[RECORDS SHOWN Boundary: Start]

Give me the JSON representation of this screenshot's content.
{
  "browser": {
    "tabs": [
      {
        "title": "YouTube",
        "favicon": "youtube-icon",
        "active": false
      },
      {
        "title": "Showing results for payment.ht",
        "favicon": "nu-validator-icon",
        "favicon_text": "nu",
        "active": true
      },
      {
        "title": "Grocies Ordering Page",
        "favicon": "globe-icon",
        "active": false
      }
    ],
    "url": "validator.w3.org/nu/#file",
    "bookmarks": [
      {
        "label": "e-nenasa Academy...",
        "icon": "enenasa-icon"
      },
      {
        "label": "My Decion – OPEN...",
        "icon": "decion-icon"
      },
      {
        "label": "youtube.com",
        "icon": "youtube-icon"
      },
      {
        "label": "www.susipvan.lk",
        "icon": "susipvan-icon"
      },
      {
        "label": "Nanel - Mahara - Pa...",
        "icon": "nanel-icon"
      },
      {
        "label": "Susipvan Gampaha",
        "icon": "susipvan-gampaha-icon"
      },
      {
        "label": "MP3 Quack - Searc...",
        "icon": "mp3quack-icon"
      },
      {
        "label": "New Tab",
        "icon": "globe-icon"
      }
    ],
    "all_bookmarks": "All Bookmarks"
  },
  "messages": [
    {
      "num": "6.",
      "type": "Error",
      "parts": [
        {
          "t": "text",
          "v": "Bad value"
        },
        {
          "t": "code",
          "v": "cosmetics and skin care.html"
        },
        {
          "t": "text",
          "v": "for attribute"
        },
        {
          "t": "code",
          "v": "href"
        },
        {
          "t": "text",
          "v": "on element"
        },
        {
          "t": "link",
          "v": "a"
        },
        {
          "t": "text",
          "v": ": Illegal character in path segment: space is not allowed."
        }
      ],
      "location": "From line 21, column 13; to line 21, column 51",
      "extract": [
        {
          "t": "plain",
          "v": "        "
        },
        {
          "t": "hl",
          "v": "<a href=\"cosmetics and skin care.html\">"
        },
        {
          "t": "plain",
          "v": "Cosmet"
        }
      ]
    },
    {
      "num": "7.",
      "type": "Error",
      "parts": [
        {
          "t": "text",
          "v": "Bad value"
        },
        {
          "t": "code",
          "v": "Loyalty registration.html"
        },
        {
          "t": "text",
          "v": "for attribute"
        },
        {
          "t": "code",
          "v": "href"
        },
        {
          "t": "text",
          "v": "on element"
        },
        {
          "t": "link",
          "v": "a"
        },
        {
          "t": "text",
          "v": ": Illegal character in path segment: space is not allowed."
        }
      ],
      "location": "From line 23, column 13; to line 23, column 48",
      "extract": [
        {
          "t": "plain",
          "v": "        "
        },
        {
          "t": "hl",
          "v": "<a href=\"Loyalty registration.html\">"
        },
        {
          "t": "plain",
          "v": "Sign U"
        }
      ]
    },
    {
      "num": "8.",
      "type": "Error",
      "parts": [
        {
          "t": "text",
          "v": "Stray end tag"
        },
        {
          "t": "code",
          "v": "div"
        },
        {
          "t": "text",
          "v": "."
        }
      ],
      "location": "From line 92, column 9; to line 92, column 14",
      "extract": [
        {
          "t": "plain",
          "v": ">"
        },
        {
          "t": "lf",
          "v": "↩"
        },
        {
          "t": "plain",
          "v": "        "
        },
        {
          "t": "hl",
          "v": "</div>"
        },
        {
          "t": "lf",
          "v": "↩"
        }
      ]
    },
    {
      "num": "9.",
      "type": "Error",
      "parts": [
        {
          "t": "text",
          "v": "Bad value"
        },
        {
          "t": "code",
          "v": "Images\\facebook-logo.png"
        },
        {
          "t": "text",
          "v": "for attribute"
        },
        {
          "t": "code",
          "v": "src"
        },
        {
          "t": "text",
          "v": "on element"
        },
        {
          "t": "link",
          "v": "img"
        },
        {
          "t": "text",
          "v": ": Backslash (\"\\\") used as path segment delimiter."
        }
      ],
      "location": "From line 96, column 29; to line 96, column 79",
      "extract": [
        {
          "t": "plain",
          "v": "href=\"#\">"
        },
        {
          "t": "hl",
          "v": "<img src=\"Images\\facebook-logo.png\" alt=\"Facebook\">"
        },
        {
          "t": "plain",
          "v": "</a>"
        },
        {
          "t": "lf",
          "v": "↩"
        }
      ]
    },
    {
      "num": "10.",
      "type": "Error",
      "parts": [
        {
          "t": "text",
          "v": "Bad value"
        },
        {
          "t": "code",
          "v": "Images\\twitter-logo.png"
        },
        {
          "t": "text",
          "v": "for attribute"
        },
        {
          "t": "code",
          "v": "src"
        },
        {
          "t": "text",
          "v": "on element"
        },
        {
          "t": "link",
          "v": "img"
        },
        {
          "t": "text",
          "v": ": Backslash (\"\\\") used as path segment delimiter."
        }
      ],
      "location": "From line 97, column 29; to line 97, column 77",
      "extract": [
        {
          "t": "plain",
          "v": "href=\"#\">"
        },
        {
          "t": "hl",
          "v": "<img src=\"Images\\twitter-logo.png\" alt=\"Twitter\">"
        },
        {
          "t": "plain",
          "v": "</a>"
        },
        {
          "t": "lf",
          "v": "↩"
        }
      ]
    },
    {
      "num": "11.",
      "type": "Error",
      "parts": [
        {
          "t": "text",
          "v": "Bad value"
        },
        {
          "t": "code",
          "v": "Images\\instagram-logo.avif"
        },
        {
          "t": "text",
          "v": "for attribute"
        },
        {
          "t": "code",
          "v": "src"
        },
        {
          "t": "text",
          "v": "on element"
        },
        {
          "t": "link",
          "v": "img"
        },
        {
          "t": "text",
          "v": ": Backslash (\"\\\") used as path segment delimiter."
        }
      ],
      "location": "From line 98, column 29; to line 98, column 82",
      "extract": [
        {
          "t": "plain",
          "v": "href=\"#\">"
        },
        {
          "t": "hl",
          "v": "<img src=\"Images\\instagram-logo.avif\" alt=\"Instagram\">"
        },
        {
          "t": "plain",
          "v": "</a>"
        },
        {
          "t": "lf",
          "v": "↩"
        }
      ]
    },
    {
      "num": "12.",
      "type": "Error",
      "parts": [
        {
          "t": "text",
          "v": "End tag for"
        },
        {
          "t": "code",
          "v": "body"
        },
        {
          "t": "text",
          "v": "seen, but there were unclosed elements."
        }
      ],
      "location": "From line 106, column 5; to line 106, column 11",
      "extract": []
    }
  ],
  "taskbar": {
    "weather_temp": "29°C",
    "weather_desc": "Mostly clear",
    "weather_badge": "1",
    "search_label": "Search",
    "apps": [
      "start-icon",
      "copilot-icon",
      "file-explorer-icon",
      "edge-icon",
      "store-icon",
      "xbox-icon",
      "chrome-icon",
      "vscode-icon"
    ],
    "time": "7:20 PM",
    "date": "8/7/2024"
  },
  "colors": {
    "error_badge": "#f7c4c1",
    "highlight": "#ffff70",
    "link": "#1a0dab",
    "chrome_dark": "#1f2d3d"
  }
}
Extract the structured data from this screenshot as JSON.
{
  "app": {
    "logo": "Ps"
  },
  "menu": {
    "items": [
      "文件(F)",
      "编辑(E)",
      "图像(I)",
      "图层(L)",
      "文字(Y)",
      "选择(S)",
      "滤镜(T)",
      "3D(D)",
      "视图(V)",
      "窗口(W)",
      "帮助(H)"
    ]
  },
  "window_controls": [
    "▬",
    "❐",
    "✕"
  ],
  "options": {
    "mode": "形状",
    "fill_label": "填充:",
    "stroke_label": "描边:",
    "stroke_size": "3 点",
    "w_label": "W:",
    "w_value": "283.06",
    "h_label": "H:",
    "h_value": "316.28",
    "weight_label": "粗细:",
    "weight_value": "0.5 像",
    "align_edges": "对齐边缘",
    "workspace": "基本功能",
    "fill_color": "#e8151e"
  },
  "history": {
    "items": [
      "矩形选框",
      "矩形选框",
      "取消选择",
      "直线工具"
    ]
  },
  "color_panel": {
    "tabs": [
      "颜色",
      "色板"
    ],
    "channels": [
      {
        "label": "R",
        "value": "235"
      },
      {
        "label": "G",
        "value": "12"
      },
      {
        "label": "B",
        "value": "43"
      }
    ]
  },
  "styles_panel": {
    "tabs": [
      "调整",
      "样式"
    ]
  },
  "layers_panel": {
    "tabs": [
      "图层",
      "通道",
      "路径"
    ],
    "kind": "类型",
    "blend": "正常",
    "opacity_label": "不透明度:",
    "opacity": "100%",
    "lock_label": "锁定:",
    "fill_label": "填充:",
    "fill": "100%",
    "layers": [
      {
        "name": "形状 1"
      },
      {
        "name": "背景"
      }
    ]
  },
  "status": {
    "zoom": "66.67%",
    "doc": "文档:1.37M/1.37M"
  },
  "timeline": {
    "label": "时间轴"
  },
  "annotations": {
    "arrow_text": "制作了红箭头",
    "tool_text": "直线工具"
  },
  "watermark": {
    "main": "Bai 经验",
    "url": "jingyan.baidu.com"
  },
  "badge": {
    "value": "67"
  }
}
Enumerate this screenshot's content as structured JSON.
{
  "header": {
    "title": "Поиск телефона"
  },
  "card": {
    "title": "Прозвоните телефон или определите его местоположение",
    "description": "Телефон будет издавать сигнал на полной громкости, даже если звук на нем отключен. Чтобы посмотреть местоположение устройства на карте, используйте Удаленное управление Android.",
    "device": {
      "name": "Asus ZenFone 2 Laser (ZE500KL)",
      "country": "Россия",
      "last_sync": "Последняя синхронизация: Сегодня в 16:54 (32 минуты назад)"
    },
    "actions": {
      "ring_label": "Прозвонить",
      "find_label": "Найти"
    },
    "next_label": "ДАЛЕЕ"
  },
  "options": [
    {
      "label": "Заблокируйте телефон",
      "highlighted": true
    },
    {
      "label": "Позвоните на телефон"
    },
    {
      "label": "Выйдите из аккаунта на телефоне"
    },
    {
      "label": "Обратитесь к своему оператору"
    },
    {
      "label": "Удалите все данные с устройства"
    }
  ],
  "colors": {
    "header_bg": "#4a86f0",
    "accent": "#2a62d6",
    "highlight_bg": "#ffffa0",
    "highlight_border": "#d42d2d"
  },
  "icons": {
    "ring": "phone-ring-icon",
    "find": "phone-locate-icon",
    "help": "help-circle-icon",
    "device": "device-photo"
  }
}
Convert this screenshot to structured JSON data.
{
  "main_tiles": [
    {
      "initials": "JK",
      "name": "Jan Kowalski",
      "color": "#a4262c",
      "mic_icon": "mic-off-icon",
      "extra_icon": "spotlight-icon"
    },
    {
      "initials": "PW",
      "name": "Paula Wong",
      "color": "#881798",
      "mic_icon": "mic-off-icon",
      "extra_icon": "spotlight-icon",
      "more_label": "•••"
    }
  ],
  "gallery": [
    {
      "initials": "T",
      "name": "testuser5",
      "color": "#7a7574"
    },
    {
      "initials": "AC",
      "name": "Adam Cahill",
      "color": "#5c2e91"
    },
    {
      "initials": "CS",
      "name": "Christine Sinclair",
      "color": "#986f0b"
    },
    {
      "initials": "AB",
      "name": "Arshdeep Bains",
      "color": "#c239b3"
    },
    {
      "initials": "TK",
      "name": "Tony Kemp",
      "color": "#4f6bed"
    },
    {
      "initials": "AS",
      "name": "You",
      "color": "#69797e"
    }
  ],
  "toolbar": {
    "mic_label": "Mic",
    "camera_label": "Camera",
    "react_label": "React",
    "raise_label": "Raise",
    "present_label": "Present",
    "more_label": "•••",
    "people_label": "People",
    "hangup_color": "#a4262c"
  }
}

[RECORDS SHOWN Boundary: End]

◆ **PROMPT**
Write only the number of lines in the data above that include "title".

◆ **ANSWER TO THIS EXERCISE**
5